** EXERCISE GOAL **
What is needed is each line of the data below that holds the string "save".

** DATA TO EXAMINE **
┄┄┄┄┄┄

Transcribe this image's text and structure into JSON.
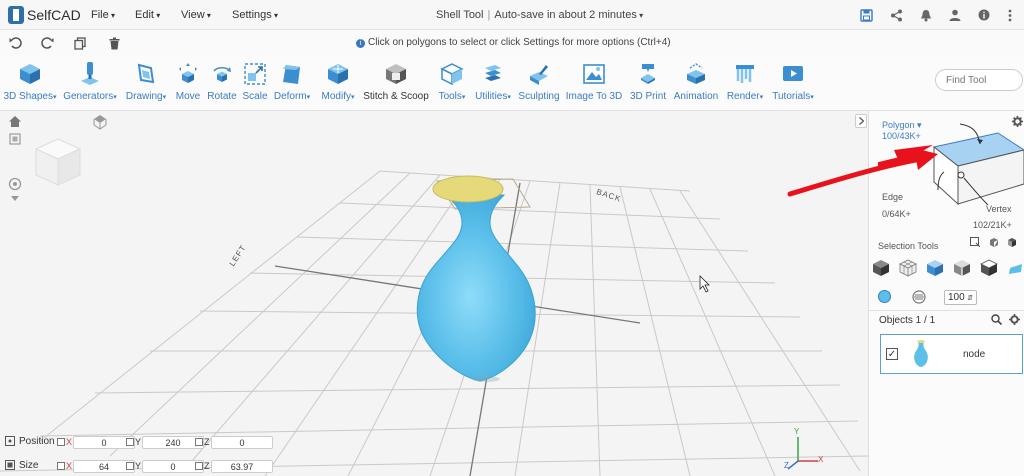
{
  "app": {
    "logo_text": "SelfCAD",
    "menus": [
      "File",
      "Edit",
      "View",
      "Settings"
    ],
    "tool_title": "Shell Tool",
    "autosave": "Auto-save in about 2 minutes"
  },
  "header_icons": [
    "save-icon",
    "share-icon",
    "bell-icon",
    "user-icon",
    "info-icon",
    "more-vertical-icon"
  ],
  "row2": {
    "actions": [
      "undo-icon",
      "redo-icon",
      "copy-icon",
      "trash-icon"
    ],
    "hint": "Click on polygons to select or click Settings for more options (Ctrl+4)"
  },
  "toolbar": {
    "tools": [
      {
        "label": "3D Shapes",
        "icon": "cube-icon",
        "dropdown": true
      },
      {
        "label": "Generators",
        "icon": "generator-icon",
        "dropdown": true
      },
      {
        "label": "Drawing",
        "icon": "drawing-icon",
        "dropdown": true
      },
      {
        "label": "Move",
        "icon": "move-icon",
        "dropdown": false
      },
      {
        "label": "Rotate",
        "icon": "rotate-icon",
        "dropdown": false
      },
      {
        "label": "Scale",
        "icon": "scale-icon",
        "dropdown": false
      },
      {
        "label": "Deform",
        "icon": "deform-icon",
        "dropdown": true
      },
      {
        "label": "Modify",
        "icon": "modify-icon",
        "dropdown": true
      },
      {
        "label": "Stitch & Scoop",
        "icon": "stitch-scoop-icon",
        "dropdown": false
      },
      {
        "label": "Tools",
        "icon": "tools-icon",
        "dropdown": true
      },
      {
        "label": "Utilities",
        "icon": "utilities-icon",
        "dropdown": true
      },
      {
        "label": "Sculpting",
        "icon": "sculpting-icon",
        "dropdown": false
      },
      {
        "label": "Image To 3D",
        "icon": "image-to-3d-icon",
        "dropdown": false
      },
      {
        "label": "3D Print",
        "icon": "3d-print-icon",
        "dropdown": false
      },
      {
        "label": "Animation",
        "icon": "animation-icon",
        "dropdown": false
      },
      {
        "label": "Render",
        "icon": "render-icon",
        "dropdown": true
      },
      {
        "label": "Tutorials",
        "icon": "tutorials-icon",
        "dropdown": true
      }
    ],
    "find_tool_placeholder": "Find Tool"
  },
  "viewport": {
    "labels": {
      "back": "BACK",
      "left": "LEFT"
    },
    "axis_labels": {
      "y": "Y",
      "x": "X",
      "z": "Z"
    }
  },
  "transform": {
    "position": {
      "label": "Position",
      "x": "0",
      "y": "240",
      "z": "0"
    },
    "size": {
      "label": "Size",
      "x": "64",
      "y": "0",
      "z": "63.97"
    },
    "axes": {
      "x": "X",
      "y": "Y",
      "z": "Z"
    }
  },
  "right_panel": {
    "polygon_label": "Polygon",
    "polygon_count": "100/43K+",
    "edge_label": "Edge",
    "edge_count": "0/64K+",
    "vertex_label": "Vertex",
    "vertex_count": "102/21K+",
    "selection_tools_label": "Selection Tools",
    "brush_size": "100",
    "objects_label": "Objects 1 / 1",
    "object_name": "node",
    "colors": {
      "accent": "#3b7cc6",
      "vase": "#5bbfea",
      "vase_rim": "#e6d97a",
      "arrow": "#e8121d",
      "selection_face": "#a8d2f2"
    }
  }
}
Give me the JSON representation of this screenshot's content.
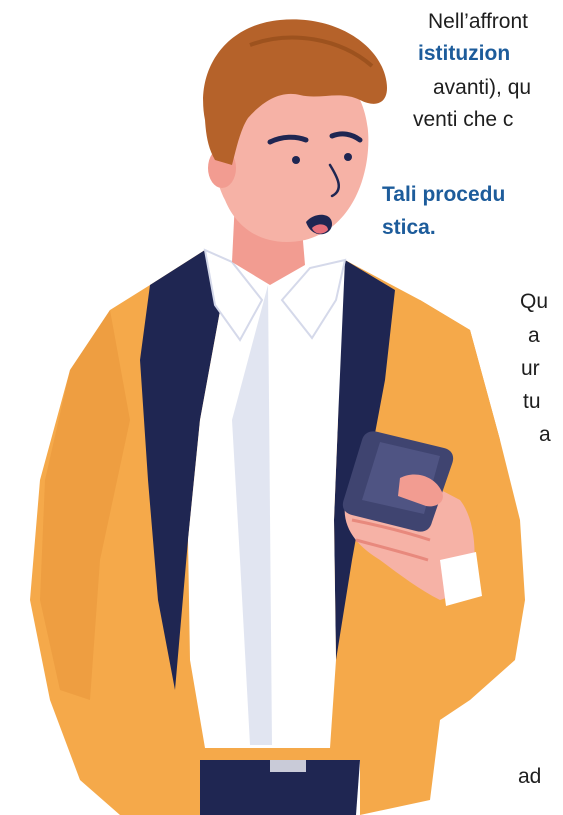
{
  "colors": {
    "text": "#1e1e1e",
    "highlight_blue": "#1d5c9b",
    "jacket": "#f5a94a",
    "lapel": "#1f2652",
    "shirt": "#ffffff",
    "hair": "#b5622a",
    "skin": "#f6b2a6",
    "phone": "#3f4470"
  },
  "paragraph_1": {
    "line_1": "Nell’affront",
    "line_2": "istituzion",
    "line_3": "avanti), qu",
    "line_4": "venti che c"
  },
  "heading": {
    "line_1": "Tali procedu",
    "line_2": "stica."
  },
  "paragraph_2": {
    "lines": [
      "Qu",
      "a",
      "ur",
      "tu",
      "a"
    ]
  },
  "trailing_text": "ad",
  "illustration": {
    "icon": "man-with-smartphone-illustration"
  }
}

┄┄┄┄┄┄

** REPLY TO THE EXERCISE **
    "autosave": "Auto-save in about 2 minutes"
    "save-icon",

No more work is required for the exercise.